Every hour of every day, all week, all year, people take to Twitter to discuss topics as disparate as what they’re making for Sunday supper, how they’re using Pinterest to market their brands, or best ways to make people understand the role of agriculture. Twitter chats can be enormous fun — mostly you’re talking to people you’ve never met about passions you share. Twitter chats can also be a great source for learning: Many, many people are willing to share their expertise for free.
Here’s what you need to know join in and harness the energy of a Twitter Chat.
What is a Twitter chat? Twitter chats happen on Twitter (duh) and depend on hashtags (#). All Twitter chat hosts have chosen fairly unique hashtags and let people know (generally via a tweet) that at a certain time people will be answering a series of questions using a specific hashtag. For instance, Isabel Laessig uses Twitter handle @FamilyFoodie to direct a huge conversation about not only recipes one might cook for a #SundaySupper, but the values associated with gathering the family around the dinner table. The chat happens 7 p.m. ET each Sunday and the recipes posted during the hour reach (through tweets and retweets) about two million people weekly.

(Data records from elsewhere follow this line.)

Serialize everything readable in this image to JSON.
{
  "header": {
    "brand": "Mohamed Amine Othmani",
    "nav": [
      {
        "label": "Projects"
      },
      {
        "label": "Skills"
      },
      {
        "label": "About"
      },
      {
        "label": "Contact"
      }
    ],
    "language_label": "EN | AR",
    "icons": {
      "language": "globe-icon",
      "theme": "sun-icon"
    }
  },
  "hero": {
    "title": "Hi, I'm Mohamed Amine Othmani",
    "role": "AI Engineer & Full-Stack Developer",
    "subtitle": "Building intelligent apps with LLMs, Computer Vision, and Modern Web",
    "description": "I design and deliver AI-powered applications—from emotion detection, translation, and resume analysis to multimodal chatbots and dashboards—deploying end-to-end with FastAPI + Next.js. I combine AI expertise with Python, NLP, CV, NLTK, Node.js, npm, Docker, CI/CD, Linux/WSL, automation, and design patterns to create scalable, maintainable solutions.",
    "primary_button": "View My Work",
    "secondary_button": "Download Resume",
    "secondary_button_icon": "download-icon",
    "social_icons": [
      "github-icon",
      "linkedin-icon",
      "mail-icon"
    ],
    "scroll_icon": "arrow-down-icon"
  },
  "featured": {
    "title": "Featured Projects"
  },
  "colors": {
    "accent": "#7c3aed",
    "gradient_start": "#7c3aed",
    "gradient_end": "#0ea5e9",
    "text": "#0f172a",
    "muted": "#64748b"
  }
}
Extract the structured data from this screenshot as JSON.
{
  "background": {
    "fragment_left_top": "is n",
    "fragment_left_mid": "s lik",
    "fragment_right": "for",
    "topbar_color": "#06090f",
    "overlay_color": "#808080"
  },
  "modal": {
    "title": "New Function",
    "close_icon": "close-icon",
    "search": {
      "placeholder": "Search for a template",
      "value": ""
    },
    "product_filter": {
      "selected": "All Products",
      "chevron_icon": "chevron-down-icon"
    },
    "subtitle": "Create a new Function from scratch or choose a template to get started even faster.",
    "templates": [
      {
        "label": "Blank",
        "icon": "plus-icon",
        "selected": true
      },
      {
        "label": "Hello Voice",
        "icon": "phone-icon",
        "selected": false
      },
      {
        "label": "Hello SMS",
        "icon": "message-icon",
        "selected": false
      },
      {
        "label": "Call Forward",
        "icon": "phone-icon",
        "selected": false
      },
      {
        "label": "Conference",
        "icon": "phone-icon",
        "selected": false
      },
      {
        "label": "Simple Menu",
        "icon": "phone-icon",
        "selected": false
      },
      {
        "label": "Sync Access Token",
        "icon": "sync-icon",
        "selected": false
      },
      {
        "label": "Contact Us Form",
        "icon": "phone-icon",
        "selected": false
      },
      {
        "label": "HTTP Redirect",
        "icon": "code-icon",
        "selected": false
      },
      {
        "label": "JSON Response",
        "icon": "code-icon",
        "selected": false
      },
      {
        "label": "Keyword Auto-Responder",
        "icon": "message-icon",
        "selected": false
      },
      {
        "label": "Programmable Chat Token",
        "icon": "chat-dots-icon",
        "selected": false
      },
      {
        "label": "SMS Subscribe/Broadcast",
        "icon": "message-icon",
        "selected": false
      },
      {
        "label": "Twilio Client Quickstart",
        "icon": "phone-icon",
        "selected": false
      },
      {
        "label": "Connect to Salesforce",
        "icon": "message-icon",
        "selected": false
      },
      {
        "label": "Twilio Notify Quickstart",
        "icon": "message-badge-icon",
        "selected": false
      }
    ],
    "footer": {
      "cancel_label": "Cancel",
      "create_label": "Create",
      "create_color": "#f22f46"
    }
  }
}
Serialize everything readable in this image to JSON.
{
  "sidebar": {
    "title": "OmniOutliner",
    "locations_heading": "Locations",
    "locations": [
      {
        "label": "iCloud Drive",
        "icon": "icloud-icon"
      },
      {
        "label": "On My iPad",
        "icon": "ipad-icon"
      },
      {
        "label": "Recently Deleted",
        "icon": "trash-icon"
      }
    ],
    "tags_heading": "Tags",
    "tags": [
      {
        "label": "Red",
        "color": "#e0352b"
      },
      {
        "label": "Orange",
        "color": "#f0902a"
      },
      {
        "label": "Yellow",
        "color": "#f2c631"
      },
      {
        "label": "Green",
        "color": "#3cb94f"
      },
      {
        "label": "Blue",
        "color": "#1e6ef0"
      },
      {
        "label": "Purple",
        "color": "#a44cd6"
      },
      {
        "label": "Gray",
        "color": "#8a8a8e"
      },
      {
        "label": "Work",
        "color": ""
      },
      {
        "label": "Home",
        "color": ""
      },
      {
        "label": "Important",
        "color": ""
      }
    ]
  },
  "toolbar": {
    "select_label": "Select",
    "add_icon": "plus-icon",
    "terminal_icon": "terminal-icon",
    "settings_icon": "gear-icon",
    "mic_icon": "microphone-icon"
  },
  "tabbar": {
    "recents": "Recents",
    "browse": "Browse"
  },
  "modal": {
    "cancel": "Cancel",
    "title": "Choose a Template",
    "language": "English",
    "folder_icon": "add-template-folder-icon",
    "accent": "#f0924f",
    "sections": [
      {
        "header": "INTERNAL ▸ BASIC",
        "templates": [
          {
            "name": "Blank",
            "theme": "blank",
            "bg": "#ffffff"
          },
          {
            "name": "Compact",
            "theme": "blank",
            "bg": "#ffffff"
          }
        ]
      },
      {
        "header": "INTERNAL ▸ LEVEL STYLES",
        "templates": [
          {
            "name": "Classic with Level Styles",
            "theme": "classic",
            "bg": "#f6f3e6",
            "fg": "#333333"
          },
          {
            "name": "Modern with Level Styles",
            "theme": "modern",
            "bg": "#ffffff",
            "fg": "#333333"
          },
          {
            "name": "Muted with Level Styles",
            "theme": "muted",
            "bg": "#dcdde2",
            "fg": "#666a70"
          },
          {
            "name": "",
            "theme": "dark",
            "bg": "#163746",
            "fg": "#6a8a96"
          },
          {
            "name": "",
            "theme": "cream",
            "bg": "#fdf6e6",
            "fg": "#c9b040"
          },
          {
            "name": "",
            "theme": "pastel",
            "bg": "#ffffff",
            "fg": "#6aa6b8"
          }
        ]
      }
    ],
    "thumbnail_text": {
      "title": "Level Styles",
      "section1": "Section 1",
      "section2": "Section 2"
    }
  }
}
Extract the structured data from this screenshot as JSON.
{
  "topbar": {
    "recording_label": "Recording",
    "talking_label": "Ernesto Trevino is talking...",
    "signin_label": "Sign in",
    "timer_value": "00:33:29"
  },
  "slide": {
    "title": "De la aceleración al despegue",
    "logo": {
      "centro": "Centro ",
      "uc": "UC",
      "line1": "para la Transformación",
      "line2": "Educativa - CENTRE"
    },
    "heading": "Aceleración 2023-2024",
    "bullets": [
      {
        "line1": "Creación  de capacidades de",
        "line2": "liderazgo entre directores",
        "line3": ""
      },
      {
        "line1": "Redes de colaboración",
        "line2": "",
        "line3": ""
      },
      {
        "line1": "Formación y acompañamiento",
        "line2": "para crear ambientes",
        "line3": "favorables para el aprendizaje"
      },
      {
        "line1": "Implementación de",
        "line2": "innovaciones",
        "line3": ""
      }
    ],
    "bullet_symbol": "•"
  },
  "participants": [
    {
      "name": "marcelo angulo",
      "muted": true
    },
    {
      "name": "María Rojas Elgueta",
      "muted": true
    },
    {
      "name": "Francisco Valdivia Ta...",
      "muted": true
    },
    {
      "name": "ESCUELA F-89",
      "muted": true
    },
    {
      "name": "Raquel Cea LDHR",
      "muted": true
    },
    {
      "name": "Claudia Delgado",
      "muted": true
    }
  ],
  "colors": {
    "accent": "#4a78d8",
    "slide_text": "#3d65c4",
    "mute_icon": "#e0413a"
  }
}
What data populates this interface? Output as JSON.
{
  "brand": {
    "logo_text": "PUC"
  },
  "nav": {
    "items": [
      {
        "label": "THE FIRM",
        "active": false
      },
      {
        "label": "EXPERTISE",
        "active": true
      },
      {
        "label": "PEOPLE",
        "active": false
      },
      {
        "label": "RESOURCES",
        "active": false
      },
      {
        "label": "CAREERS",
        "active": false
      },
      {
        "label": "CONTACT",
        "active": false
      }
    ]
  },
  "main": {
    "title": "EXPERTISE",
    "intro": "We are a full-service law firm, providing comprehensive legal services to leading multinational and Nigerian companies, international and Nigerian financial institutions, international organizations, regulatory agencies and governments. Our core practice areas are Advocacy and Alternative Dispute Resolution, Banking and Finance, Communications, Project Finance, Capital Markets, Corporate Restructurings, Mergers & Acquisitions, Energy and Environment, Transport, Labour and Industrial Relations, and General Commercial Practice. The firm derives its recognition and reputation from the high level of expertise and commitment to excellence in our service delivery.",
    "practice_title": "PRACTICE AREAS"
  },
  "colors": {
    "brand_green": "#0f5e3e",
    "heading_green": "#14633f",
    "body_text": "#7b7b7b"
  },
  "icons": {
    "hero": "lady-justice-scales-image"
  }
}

How do I find a Twitter chat that interests me? One good way is to set your Twitter “trending” on your profile to “tailored trends.” That shows you the top hashtags people you follow are using. If, on a Thursday at 10 p.m. ET, you see #CollegeCash ranking high on the list, you can be sure that you know a lot of parents concerned about paying for college. Tweet Reports and Gnosis Arts both provide weekly schedule lists, but because the Twitter world evolves so quickly, the information may not be up-to-date. So search for the hashtag on Twitter before you set your heart on (ahem) chatting with other cat lovers via #catchat. (There is actually a #CatVSDogChat on Fridays!)
Do I need anything special to participate in a Twitter Chat? Theoretically, no. People can chat using the native Twitter app on their phone, tablet or computer. Search for a hashtag, and then join in the discussion using the “Tweet” box and remember to add the chat hashtag. Tools such as Hootsuite and Tweetdeck that enable users to make columns where they can follow the hashtag, their own mentions, the host’s handle —and more—at one time. Again, Twitter Chatters MUST type in the hashtag before sending the tweet so the tweet will be seen by others following the hashtag. Some chat tools, like TweetChat, Nurph, or TChat.io, will add the hashtag you’re following automatically once you set it. (These tools also suggest chats for you.)
Is there Twitter chat etiquette? The basic rule of good behavior for all social media: Be nice. Unfortunately, trolls use social media to be mean. But you can block someone you feel is out-of-line on Twitter or any of the third-party Twitter tools. Most chat hosts will encourage new people to introduce themselves, and you’ll find that other participants will welcome you. If you feel like watching, or “lurking” as the parlance goes, that’s fine too. Some people prefer to get a “feel” for the group and the topic before they begin to participate.
Are all Twitter chats run the same way? No! The tone of a Twitter chat generally reflects the personality of the host. Some chats stay strictly on topic; others meander around. On #BlogChat, for instance (Sundays, 9 p.m. ET), the host, @MackCollier, generally has a guest who will address one specific area of business blogging. (This chat is supposed to be about business blogging, but bloggers of all stripes attend.) One of the first Twitter chats to get off the ground, #BlogChat has steady participants who have come to know each other over the years and may get involved in a “side chats” about their vacations or pets. No such chatter fills the stream of #FlipboardChat, where the participants remain hyper-focused on learning more about making Flipboard Magazines (that is, after they say their initial hellos).
My favorite thing about Twitter chats is the community that you build. Just as I finally found my online community when I stumbled onto Sharon Greenthal on Facebook, I have also met wonderful people through chats who have become true friends.